  2. To access the GDP growth forecasted by the Congressional Budget Office, visit their website at:
  3. To access the Fortune report about a number of companies still looking to fill job positions, visit the CNNMoney website at:
  4. For more information about the live-birth replacement rate statistics for human populations, visit the Central Intelligence Agency website at:
  5. For more information about the preparedness level of college-bound high school seniors, visit the Alliance for Excellent Education website at:
  6. The Futurist, September/October 2009, “The Global Talent Crisis,” by Edward Gordon.  © Copyright 2009 by the World Future Society.  All rights reserved.
  7. EE Times Europe, September 7, 2009, “Massive Shifts in Medical Technology Ahead, Study Says,” by Christoph Hammerschmidt.  © Copyright 2009 by TechInsights, a division of United Business Media LLC.  All rights reserved.
  8. Trends, June 2008, “Disruptive Innovation Meets the American Education Crisis.”  Copyright 2008 by AudioTech Business Book Summaries, Inc.  All rights reserved.
  9. InformationWeek, February 2, 2009, “IBM Offers to Move Laid Off Workers to India,” by Paul McDougall.  © Copyright 2009 by United Business Media LLC.  All rights reserved.

Subscribe for as low as $195/year

  • Get 12 months of Trends that will impact your business and your life
  • Gain access to the entire Trends Research Library
  • Optional Trends monthly CDs in addition to your On-Line access
  • Receive our exclusive "Trends Investor Forecast 2015" as a free online gift

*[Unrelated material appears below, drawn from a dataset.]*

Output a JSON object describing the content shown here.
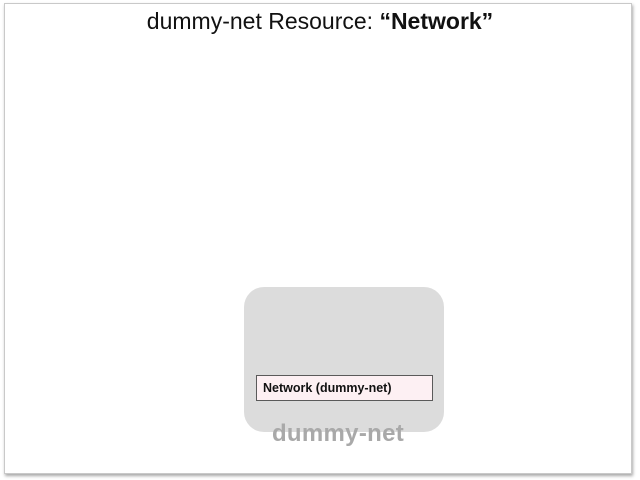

  • If you do not like what you see, you can cancel anytime and receive a 100% full refund